Dataset rows for apps and sites
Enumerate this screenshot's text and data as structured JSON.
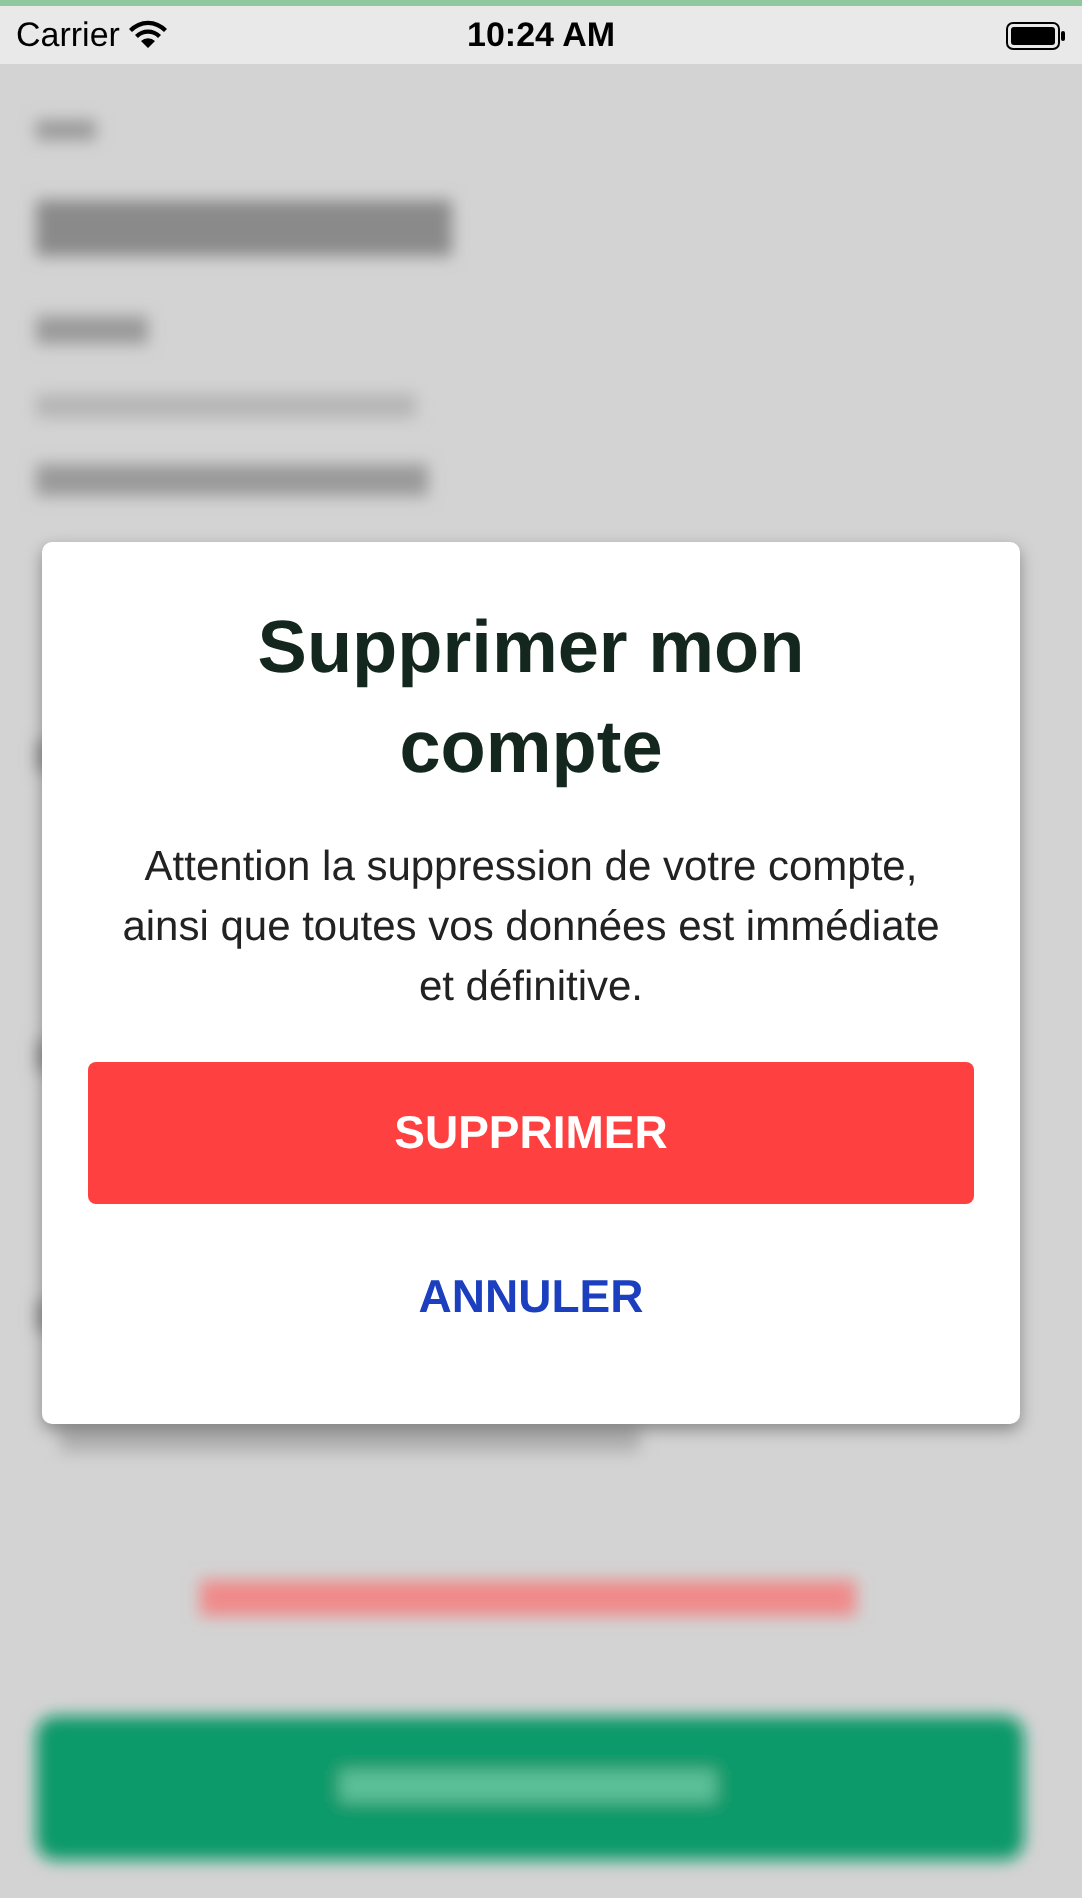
{
  "status_bar": {
    "carrier": "Carrier",
    "time": "10:24 AM"
  },
  "dialog": {
    "title": "Supprimer mon compte",
    "message": "Attention la suppression de votre compte, ainsi que toutes vos données est immédiate et définitive.",
    "buttons": [
      {
        "label": "SUPPRIMER",
        "kind": "primary"
      },
      {
        "label": "ANNULER",
        "kind": "text"
      }
    ]
  }
}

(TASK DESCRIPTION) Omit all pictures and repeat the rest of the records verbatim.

(TASK OUTPUT)
Enumerate this screenshot's text and data as structured JSON.
{
  "status_bar": {
    "carrier": "Carrier",
    "time": "10:24 AM"
  },
  "dialog": {
    "title": "Supprimer mon compte",
    "message": "Attention la suppression de votre compte, ainsi que toutes vos données est immédiate et définitive.",
    "buttons": [
      {
        "label": "SUPPRIMER",
        "kind": "primary"
      },
      {
        "label": "ANNULER",
        "kind": "text"
      }
    ]
  }
}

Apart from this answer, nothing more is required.